The options at the No. 4 right now consist of Anthony Tolliver, a pleasant surprise who can shoot, defend, and rebound, but obviously has D-league level talent, and Vladimir Radmonovich, who is injured for now and useless when he makes it on the court anyways. Nelson could also slide Maggete up to play power forward and shift Rony Turiaf down.
None of these players could be starters at power forward for a decent team. Thus, the No. 4 spot is one where many people feel the team needs to improve.
Maybe the Warriors should go get a big man, but I feel doing so would be foolish.
Because Anthony Randolph and Brandan Wright could be the answer. Both have shown glimpses of the talent they possess, and if that talent is fulfilled, either one of them can be a legitimate starting No. 4 in the NBA.
Unfortunately, no one knows if they will pan out because they have been hurt most of this season. Even when they've been healthy, Nelson has refused to give them regular minutes.
I favor taking the wait-and-see approach with this pair of young big men rather than risk giving up on them too soon.
Along with point guard, this is the other crucial position on the floor.
The Warriors certainly don't have All-stars at center in Andris Biedrins and Turiaf, but I think they are good enough to be keepers.
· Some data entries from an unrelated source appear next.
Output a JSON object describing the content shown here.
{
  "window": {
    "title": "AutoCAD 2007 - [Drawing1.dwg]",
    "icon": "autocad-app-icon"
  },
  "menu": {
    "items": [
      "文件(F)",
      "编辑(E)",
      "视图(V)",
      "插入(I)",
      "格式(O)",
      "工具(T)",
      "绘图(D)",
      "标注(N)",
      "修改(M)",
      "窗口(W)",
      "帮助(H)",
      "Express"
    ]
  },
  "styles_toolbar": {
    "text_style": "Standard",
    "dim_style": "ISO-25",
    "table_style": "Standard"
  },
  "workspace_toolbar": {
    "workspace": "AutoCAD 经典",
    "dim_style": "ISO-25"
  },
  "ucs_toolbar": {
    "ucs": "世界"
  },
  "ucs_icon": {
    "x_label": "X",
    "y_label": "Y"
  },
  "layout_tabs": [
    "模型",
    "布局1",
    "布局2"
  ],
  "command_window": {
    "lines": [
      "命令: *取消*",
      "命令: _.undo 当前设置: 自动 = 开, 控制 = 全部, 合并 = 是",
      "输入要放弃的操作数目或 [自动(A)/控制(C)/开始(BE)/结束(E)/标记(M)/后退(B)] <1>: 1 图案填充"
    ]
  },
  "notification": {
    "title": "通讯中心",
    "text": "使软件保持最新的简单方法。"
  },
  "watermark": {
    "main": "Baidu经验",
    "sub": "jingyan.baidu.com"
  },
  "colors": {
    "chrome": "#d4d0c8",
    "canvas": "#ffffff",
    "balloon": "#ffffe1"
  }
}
Especially for the money. In a league where useless $12 million per year centers are a dime a dozen, Andris is a steal for slightly less than $10 million per year.
Rony's contract is also a gem.
For those who see their numbers and disagree, remember that they play in a Nelson system, meaning they have to frequently leave their rebounding position in the post to cut off penetration as the opposition's guards blow by perimeter defenders.
More importantly, it means the Warriors avoid the low-post on offense to the point you would think the paint was infested with the plague.
On a normal team in which low-post scoring was valued, the two centers' post games would get some work, their confidence would grow, and their numbers would improve.
Right now, they are undervalued.
After all this, the only definite keepers are Curry and Andris as starters and Azubuike, Morrow, and Turiaf off the bench.
Hopefully either Randolph or Wright pan out at the No. 4.
That leaves small forward and shooting guard as the areas that should be addressed moving forward. Of course, that is where the two highest played players, Maggete and Ellis, start.
By drafting Evan Turner, Maggete could be replaced, either by relegating him to the bench or trading him (rumour has it the Cavs are interested).
I don't feel there is any rush to trade Ellis, as he is a terrific player. Eventually though, the team needs to find the ideal match for Curry in the backcourt. A large, athletic defender who can hit the open shots that Curry will be able to get him would be ideal.
Sadly, it is only on a team like the Warriors where you will find that two highest paid players are the ones that need to go, but that is the situation this organization's management has created.